Assigned task
Find every line below where the word "WATER" occurs, then give how many you found and nothing else.

Extracted material
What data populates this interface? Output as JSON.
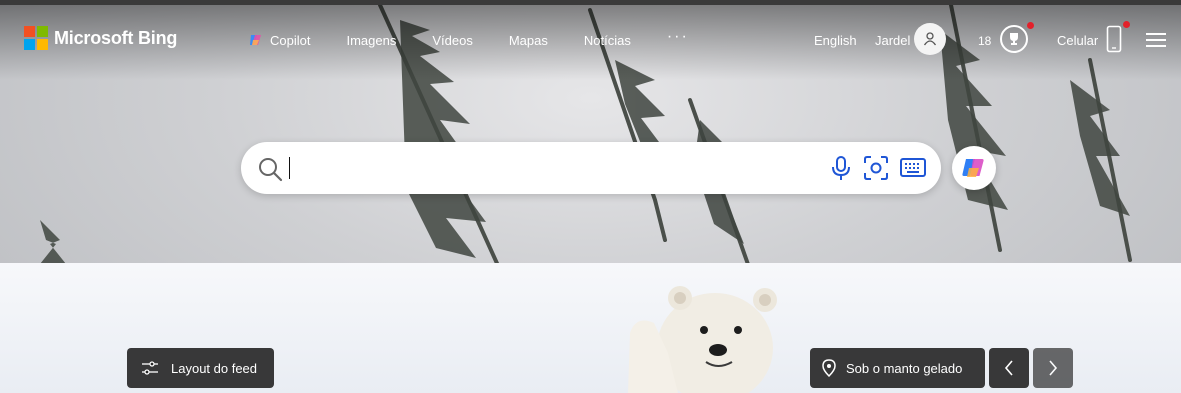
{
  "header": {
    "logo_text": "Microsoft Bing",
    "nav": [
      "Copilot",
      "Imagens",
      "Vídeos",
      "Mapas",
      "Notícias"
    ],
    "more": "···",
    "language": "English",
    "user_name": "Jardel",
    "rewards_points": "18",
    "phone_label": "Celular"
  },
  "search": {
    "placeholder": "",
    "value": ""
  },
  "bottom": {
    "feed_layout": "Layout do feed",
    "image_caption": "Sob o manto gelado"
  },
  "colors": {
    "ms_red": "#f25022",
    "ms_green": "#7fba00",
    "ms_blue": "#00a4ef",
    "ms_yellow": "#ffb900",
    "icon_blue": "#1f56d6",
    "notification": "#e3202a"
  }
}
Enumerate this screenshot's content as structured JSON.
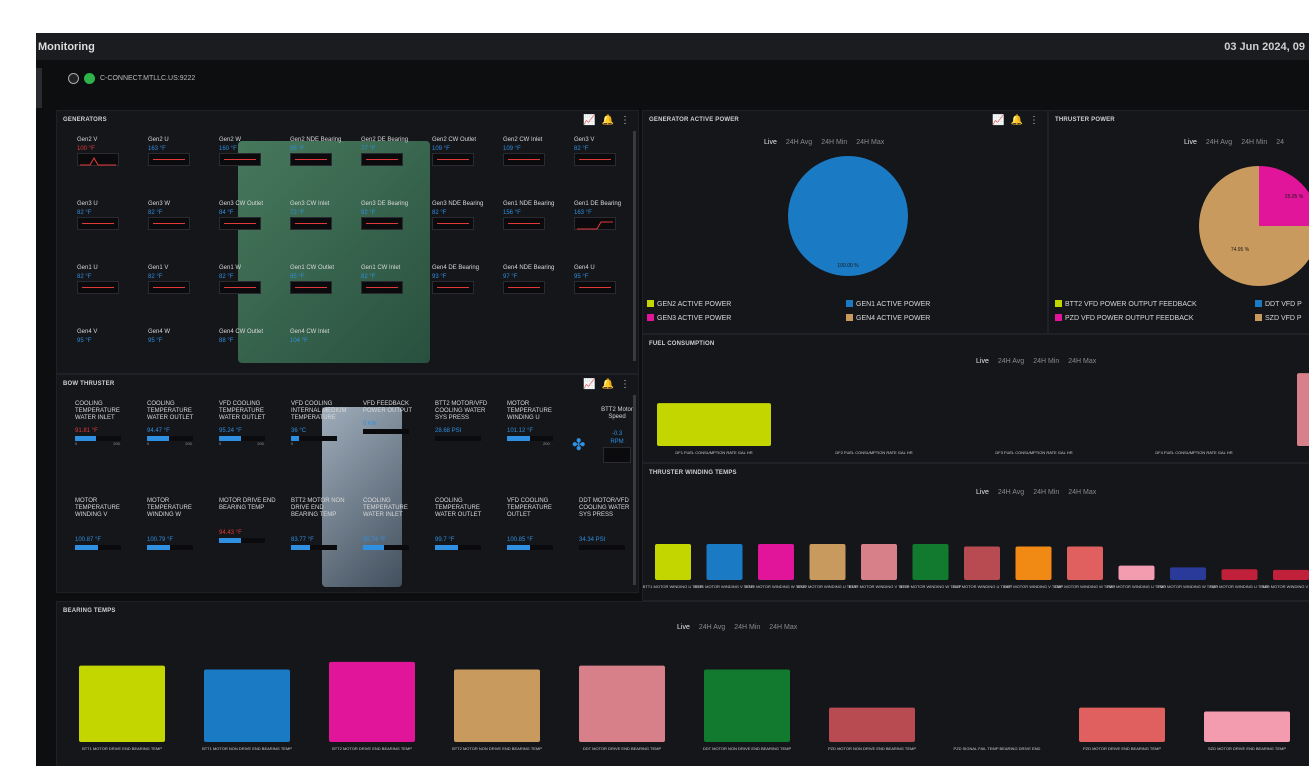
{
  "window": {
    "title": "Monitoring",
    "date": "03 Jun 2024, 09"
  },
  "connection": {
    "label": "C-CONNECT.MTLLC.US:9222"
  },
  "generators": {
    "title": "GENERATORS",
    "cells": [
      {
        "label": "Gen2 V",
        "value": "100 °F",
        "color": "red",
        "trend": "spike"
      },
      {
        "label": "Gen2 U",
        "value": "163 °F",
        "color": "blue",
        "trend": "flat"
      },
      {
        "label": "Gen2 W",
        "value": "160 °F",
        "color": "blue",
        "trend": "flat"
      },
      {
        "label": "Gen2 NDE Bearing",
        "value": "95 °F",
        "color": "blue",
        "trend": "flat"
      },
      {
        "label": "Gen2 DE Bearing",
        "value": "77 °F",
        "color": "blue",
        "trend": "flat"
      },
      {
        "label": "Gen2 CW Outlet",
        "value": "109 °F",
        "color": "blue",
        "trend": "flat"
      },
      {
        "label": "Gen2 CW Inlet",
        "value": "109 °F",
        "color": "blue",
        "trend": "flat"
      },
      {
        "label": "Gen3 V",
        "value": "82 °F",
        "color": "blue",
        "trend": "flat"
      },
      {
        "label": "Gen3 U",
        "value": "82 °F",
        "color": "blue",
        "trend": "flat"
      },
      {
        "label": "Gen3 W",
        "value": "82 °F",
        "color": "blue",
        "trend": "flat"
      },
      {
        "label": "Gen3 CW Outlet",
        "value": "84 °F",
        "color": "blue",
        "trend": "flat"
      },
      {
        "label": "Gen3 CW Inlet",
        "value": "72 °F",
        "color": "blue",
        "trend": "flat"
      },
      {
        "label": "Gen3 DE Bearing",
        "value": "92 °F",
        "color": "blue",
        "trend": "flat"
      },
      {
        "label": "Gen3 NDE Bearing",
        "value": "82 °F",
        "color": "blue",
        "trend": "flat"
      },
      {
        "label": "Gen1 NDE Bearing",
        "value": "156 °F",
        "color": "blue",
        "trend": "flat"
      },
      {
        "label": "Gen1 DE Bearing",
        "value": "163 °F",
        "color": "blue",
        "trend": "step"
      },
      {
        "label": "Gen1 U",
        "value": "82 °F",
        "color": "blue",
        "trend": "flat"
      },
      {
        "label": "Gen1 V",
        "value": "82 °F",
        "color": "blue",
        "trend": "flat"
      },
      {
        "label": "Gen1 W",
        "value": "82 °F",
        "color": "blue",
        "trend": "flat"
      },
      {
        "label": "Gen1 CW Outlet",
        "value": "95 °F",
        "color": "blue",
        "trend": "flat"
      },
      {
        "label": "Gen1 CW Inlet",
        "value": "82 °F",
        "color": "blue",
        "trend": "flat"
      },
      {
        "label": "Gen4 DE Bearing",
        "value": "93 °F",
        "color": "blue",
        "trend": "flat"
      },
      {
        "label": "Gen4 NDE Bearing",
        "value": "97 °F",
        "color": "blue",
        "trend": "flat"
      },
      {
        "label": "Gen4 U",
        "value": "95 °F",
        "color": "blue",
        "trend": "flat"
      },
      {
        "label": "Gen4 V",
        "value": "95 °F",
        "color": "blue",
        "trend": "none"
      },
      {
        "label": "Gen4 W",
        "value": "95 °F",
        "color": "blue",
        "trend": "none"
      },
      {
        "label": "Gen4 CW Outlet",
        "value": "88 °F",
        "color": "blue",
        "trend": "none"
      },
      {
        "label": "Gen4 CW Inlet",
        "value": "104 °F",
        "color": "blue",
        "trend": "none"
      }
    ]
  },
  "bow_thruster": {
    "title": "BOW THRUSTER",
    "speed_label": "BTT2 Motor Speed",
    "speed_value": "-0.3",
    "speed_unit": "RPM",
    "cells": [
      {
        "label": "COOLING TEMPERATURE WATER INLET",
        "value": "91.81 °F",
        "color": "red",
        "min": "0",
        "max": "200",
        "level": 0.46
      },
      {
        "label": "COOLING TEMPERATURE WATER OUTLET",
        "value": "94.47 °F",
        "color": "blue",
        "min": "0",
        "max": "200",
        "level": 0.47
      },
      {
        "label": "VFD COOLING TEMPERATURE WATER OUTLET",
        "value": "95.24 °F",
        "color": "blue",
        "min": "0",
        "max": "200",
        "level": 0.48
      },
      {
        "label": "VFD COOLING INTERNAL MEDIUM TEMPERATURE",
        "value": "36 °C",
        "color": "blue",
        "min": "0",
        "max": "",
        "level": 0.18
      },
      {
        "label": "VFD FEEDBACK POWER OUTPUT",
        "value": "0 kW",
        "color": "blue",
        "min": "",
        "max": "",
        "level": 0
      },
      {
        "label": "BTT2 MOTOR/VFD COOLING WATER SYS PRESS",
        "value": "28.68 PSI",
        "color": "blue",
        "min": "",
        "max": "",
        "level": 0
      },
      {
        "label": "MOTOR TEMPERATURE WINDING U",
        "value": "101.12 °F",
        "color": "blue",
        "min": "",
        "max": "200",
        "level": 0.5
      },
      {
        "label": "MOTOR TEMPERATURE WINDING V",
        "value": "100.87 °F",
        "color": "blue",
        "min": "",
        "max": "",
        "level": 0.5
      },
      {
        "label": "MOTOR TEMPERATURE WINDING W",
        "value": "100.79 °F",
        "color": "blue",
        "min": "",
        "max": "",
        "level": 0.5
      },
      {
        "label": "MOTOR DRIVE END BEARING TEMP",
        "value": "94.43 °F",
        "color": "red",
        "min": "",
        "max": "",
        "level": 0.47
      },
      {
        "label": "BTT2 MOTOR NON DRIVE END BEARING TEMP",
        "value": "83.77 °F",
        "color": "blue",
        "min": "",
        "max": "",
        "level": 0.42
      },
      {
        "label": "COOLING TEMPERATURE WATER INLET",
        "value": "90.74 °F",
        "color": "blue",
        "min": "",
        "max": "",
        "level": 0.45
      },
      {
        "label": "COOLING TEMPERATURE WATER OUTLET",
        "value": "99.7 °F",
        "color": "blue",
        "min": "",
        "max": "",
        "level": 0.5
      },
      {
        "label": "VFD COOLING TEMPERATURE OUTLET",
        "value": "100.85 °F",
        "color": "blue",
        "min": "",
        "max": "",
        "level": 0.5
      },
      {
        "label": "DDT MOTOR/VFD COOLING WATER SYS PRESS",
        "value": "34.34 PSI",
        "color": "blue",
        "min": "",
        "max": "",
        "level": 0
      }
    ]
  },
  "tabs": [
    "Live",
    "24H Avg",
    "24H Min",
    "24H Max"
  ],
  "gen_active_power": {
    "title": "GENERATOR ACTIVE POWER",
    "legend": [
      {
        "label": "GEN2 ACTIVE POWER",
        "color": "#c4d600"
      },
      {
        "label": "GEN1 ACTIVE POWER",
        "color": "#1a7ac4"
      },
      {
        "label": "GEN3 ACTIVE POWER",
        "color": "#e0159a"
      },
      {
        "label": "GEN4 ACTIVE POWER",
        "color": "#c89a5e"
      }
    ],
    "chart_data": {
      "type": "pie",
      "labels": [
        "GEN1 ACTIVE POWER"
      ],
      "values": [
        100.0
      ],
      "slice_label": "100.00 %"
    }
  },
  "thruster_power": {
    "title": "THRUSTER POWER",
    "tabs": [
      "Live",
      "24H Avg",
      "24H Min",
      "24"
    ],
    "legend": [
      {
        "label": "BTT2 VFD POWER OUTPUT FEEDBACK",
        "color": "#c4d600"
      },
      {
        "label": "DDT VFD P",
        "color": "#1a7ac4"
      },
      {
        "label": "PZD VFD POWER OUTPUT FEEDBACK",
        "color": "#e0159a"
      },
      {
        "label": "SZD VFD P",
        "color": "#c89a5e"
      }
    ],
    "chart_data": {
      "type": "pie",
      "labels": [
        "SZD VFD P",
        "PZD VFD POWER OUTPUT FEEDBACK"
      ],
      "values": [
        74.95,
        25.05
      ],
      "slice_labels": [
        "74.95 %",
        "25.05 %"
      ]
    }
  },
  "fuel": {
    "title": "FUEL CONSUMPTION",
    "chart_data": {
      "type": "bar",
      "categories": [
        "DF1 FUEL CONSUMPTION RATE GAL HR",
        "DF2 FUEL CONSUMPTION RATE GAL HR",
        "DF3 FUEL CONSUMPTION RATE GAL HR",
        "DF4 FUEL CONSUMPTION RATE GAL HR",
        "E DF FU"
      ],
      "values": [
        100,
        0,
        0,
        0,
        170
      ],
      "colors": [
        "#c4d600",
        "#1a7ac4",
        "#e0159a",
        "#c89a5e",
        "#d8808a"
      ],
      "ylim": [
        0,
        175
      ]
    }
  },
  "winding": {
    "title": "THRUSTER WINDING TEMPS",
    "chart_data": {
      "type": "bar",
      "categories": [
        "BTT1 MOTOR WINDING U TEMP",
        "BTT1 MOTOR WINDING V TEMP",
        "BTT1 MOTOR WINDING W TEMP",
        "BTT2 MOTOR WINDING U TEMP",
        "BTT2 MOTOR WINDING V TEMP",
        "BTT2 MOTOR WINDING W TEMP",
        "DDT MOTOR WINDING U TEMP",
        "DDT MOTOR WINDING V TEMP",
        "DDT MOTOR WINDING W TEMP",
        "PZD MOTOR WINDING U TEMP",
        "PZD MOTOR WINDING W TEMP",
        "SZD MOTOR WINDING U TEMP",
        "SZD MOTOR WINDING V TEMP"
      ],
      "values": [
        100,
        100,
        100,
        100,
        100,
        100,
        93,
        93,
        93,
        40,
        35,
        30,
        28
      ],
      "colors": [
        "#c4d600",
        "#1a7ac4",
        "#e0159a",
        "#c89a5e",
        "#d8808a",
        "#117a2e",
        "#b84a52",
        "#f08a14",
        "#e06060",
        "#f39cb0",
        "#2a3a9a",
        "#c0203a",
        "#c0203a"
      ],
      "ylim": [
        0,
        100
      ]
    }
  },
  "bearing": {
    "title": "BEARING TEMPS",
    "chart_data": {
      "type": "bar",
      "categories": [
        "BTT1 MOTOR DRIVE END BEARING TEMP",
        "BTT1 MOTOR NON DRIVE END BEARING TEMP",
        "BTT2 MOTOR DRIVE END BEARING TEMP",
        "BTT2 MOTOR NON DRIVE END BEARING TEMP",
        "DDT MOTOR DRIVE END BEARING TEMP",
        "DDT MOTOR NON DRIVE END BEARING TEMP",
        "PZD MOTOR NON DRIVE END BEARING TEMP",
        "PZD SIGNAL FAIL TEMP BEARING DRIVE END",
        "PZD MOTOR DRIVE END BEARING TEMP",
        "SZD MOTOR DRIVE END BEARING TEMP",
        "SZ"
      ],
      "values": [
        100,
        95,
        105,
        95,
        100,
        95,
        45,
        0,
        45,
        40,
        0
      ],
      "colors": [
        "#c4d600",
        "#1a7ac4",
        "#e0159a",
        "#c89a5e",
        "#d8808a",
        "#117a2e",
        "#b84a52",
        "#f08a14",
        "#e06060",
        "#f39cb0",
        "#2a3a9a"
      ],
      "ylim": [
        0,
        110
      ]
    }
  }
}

Result for this exercise
7